### [WHAT YOU WILL DO]
Where does "this" appear in the data? Return each line that holds it.

☆ ☆ ☆ ☆ ☆

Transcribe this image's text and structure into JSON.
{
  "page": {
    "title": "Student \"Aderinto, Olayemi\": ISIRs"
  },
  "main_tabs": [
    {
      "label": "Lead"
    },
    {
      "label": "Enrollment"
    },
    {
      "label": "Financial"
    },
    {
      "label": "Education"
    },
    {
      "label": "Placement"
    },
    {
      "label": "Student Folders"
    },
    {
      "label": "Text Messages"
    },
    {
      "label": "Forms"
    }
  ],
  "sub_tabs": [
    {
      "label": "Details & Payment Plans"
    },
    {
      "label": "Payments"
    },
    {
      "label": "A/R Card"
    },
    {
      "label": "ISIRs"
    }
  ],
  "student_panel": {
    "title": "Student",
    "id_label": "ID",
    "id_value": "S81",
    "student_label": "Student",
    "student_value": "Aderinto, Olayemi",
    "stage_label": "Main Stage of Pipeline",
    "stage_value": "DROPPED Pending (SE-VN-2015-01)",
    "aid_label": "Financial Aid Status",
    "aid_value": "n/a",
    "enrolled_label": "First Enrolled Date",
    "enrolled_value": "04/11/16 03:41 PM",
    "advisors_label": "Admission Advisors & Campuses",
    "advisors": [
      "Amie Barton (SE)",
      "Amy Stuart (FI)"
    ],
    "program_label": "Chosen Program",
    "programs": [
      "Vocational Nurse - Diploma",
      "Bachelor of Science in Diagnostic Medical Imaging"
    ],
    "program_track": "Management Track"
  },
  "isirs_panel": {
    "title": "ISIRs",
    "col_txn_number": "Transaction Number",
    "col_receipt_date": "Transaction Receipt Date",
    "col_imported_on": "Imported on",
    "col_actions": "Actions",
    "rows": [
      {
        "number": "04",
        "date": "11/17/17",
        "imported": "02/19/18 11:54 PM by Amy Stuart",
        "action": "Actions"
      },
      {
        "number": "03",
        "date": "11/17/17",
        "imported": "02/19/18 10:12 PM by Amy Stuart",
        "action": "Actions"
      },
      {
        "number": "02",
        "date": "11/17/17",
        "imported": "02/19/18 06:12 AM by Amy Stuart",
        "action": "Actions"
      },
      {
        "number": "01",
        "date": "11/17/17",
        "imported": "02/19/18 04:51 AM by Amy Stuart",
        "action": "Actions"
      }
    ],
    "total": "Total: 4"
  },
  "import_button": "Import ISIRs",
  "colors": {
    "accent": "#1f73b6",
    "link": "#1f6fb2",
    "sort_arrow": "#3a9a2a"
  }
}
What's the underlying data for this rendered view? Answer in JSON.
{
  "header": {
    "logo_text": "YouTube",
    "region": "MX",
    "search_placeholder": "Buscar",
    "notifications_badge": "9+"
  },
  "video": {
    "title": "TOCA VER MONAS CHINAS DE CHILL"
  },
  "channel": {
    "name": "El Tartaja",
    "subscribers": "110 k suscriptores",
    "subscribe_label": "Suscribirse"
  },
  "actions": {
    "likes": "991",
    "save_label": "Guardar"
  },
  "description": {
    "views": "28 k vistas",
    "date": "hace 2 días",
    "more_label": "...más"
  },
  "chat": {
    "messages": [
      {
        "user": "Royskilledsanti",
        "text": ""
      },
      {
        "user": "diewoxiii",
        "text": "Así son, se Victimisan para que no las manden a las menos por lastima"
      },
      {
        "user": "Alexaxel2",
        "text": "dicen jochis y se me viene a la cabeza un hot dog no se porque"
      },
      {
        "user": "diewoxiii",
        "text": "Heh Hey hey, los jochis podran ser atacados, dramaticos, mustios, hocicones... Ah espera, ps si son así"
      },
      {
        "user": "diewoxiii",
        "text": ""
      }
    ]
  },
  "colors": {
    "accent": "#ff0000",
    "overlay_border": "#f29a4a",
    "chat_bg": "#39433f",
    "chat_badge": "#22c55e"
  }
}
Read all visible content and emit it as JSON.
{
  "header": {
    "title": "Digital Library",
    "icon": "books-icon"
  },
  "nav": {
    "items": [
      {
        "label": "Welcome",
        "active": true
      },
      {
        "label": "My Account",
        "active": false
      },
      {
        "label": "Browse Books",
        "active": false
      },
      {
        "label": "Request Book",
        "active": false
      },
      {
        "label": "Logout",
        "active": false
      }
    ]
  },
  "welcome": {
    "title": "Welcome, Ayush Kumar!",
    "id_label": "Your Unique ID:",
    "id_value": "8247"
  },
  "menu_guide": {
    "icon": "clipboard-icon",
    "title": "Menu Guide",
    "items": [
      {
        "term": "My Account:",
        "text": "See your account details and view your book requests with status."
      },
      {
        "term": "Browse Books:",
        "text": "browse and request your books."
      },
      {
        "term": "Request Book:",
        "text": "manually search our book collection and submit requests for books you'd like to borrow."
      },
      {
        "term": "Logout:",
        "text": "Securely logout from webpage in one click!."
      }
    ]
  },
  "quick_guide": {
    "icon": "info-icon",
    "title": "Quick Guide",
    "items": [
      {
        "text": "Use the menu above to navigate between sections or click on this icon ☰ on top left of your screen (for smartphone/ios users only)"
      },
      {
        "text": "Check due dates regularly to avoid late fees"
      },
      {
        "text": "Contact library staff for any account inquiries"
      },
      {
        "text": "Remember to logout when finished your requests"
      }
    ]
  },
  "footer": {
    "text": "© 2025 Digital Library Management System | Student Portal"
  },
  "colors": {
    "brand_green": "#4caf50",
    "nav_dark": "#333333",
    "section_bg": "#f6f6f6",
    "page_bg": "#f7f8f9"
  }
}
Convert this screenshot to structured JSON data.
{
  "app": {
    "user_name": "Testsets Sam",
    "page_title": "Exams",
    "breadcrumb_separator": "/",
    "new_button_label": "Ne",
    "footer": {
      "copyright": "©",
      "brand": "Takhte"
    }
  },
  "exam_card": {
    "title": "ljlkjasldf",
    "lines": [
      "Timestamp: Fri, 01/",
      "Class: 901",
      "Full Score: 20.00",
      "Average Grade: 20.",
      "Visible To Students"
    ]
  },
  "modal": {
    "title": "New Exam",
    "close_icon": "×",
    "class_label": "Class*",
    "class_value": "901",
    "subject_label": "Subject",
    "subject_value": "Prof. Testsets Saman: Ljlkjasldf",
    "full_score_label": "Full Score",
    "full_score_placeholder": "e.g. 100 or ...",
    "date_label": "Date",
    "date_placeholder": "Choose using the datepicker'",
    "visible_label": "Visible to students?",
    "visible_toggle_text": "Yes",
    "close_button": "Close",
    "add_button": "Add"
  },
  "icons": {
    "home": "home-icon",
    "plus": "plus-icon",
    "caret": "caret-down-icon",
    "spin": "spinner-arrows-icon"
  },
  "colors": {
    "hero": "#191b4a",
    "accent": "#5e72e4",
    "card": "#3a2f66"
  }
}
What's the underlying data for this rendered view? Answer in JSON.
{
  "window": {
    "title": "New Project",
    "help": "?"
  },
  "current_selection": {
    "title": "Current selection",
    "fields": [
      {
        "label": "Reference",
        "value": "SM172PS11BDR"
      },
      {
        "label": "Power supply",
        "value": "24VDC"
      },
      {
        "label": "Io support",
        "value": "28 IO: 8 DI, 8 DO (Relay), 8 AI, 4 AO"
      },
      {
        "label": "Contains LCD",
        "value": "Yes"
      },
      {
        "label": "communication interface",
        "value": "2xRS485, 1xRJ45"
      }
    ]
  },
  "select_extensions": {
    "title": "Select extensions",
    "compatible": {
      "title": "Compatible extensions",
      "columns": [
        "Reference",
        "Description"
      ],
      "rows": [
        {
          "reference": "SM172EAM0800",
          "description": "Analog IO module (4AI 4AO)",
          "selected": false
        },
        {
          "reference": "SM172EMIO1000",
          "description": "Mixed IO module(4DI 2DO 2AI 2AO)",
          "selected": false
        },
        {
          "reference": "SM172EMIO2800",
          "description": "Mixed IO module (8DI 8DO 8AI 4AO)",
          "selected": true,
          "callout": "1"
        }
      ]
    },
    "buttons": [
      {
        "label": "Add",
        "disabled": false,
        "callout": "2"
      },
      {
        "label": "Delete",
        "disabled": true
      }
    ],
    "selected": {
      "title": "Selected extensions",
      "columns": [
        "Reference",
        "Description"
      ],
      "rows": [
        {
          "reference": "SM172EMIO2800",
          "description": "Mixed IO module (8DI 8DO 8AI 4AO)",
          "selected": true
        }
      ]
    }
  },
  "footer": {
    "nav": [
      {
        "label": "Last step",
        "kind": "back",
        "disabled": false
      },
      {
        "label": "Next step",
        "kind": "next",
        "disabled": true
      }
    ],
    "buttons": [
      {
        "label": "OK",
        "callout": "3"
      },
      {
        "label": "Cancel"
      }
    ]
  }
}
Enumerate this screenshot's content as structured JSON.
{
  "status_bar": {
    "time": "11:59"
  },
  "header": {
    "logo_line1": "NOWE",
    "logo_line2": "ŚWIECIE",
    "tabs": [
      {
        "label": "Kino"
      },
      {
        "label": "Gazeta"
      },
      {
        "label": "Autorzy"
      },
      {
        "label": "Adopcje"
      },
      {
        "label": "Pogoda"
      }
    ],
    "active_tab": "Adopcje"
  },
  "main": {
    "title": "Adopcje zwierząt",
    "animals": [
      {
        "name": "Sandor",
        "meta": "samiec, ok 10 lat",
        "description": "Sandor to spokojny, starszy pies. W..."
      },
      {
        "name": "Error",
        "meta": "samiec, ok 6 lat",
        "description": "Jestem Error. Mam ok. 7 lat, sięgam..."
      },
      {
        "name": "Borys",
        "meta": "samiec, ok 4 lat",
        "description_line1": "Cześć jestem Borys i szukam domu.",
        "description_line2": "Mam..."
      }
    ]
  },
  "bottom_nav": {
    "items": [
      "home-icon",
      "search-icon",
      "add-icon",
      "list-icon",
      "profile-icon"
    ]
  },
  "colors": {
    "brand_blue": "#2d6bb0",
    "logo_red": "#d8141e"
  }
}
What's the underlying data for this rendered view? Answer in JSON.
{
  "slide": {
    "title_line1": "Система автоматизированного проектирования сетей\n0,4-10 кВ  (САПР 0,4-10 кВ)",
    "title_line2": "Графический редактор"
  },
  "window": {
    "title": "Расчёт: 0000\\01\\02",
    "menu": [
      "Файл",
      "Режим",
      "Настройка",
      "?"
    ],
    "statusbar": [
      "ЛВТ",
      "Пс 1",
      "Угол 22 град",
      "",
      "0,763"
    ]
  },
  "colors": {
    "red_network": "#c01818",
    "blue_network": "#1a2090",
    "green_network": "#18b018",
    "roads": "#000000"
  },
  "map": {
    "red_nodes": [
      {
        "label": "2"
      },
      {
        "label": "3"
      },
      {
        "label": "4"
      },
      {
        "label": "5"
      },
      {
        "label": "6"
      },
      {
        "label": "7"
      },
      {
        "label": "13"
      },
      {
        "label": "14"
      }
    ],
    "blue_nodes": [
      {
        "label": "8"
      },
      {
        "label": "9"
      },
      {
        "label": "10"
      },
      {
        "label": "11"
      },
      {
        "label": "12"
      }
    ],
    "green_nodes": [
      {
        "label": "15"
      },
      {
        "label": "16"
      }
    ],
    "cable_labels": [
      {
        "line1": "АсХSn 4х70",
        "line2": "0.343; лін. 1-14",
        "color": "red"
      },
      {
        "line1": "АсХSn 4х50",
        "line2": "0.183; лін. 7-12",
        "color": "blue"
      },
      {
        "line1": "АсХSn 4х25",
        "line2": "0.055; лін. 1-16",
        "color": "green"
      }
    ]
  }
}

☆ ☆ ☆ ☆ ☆

### [OUTPUT]
Transcribe this image's text and structure into JSON.
What's the underlying data for this rendered view? Answer in JSON.
        "text": "Use the menu above to navigate between sections or click on this icon ☰ on top left of your screen (for smartphone/ios users only)"
Convert this screenshot to structured JSON data.
What's the underlying data for this rendered view? Answer in JSON.
Enumerate this screenshot's content as structured JSON.
What's the underlying data for this rendered view? Answer in JSON.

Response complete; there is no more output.